Once you have this amount, you can work out your new markup and margin values. Use the basic percentage formulas, but replace the original selling price with the discounted sales price you just calculated.

This means the new markup formula will be:

**New Markup = [(Discounted Sales Price - Cost) / Cost] x 100**

Using our example, the new markup after the discount = [($27 - $23) / 23] x 100. This comes to 17.39%.

The formula to calculate the new margin will be:

**New Margin = [(Discounted Sales Price - Cost) / Discounted Sales Price] x 100**

Using our example, the new margin = [($27 - $23) / $27] x 100. This works out to 14.81%.

You can use the same basic percentage formulas in Excel, but just make sure you replace the selling price in cell B2 with the discounted sales price. In other words, replace $30 with $27.

By calculating the new markup and margin after applying a discount, you can better understand the impact of the discount on your profits. This will help you make informed decisions about whether or not to offer a discount and how to adjust your pricing strategy to maintain profitability.

**» Looking for more help with discounts?** Check out more easy Excel discount formulas

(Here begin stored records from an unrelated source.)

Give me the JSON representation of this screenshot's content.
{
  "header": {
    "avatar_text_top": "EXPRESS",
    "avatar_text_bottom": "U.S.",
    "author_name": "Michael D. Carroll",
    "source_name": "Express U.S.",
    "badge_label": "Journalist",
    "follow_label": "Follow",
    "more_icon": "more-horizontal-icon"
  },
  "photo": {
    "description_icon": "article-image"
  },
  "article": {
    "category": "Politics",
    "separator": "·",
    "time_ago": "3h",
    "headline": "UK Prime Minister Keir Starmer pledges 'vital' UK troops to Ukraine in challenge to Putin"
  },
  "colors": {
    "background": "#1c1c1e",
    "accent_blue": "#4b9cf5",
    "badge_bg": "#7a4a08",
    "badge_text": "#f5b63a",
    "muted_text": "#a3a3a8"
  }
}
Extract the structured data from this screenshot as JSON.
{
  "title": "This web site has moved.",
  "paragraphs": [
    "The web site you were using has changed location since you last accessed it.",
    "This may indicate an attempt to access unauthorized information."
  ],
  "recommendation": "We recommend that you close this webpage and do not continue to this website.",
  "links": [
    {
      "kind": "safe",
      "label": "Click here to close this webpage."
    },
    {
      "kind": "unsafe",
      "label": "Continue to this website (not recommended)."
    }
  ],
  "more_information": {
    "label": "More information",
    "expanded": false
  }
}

## Factors That Can Impact Markup and Margin

We already established that markup and margin are key metrics that impact businesses and their profitability. However, several factors can impact these metrics, including competition, market demand, production costs, and pricing strategies.

In highly competitive markets, businesses may need to lower their prices to remain competitive, which can impact both markup and margin. Production costs, including raw materials, labor, and overhead, can also impact markup and margin. Finally, different pricing strategies can impact these metrics, as businesses may need to adjust their prices to reflect changes in their overall pricing strategy.

**» Remember to keep your pricing strategy flexible. **Learn how with dynamic pricing

## Calculate Markup and Margin in Excel for Effective Pricing

In today's competitive market, it's crucial to calculate markup and margin accurately to ensure profitability and sustainability. Using the above formulas in Excel is a simpler, more time-efficient, and more accurate way to calculate these key metrics. By using Excel to calculate markup and margin, businesses can make informed decisions about pricing that will ensure customer satisfaction and boost customer lifetime value (CLV) while still maintaining profitability.

Once you have effective pricing in place, it's essential that you continually monitor, track, and analyze your profits and expenses. BeProfit is one of Shopify's best profit calculators to get the job done. It's an all-in-one analytics tool that auto-syncs your order and expense data to provide real-time product, order, marketing, and expense reports. With a clear overview of your business finances, you can make informed and strategic decisions to scale your store and boost your bottom line.